Protect water quality
The Braggers have also adopted water quality protection measures.
Grass waterways—6,000 feet of them--trap sediment and slow water flow through their sloping fields. In addition, seven earthen “check” dams high in the watershed temporarily hold water coming off steep woodlands before it reaches cropped fields. The water is slowly released into grass waterways.
“We’ve been having a lot of intense localized rain events in the last five or six years,” says Tom Schultz, a conservation technician with the Buffalo County, Wisc., Land Conservation Department. In 2010, for example, parts of the county received 10 inches of rain in a few hours. “These structures have really been put to the test, and they’ve performed well.”
The Braggers stabilized 13,000 feet of stream banks on their property, removing trees, and sloping and seeding the banks to permanent grass cover. They maintain the improved stream banks by burning them every spring to suppress trees and brush, which can shade out the grass and cause the banks to crumble.
At strategic places where concentrated surface water flows into the streams, they installed wider grass buffers.
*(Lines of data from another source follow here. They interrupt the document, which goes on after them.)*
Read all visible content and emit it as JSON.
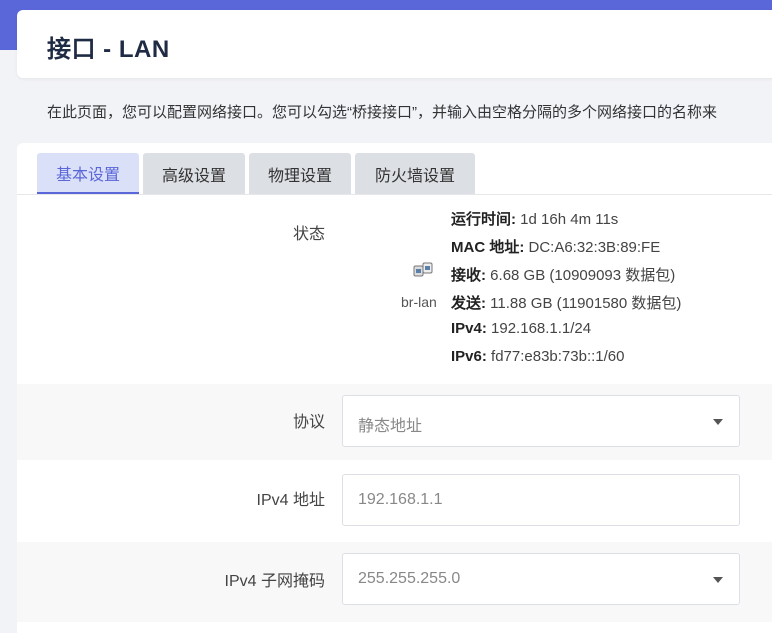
{
  "page": {
    "title": "接口 - LAN",
    "description": "在此页面，您可以配置网络接口。您可以勾选“桥接接口”，并输入由空格分隔的多个网络接口的名称来"
  },
  "tabs": [
    {
      "label": "基本设置",
      "active": true
    },
    {
      "label": "高级设置",
      "active": false
    },
    {
      "label": "物理设置",
      "active": false
    },
    {
      "label": "防火墙设置",
      "active": false
    }
  ],
  "status": {
    "label": "状态",
    "device_icon": "ethernet-port-icon",
    "device": "br-lan",
    "lines": [
      {
        "key": "运行时间",
        "sep": ":",
        "value": " 1d 16h 4m 11s"
      },
      {
        "key": "MAC 地址",
        "sep": ":",
        "value": " DC:A6:32:3B:89:FE"
      },
      {
        "key": "接收",
        "sep": ":",
        "value": " 6.68 GB (10909093 数据包)"
      },
      {
        "key": "发送",
        "sep": ":",
        "value": " 11.88 GB (11901580 数据包)"
      },
      {
        "key": "IPv4",
        "sep": ":",
        "value": " 192.168.1.1/24"
      },
      {
        "key": "IPv6",
        "sep": ":",
        "value": " fd77:e83b:73b::1/60"
      }
    ]
  },
  "form": {
    "protocol": {
      "label": "协议",
      "value": "静态地址"
    },
    "ipv4_address": {
      "label": "IPv4 地址",
      "value": "192.168.1.1"
    },
    "ipv4_netmask": {
      "label": "IPv4 子网掩码",
      "value": "255.255.255.0"
    }
  },
  "colors": {
    "accent": "#5a67d8",
    "background": "#f2f3f7"
  }
}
This practice allows them to farm safely within about 10 feet of stream banks, Bragger says.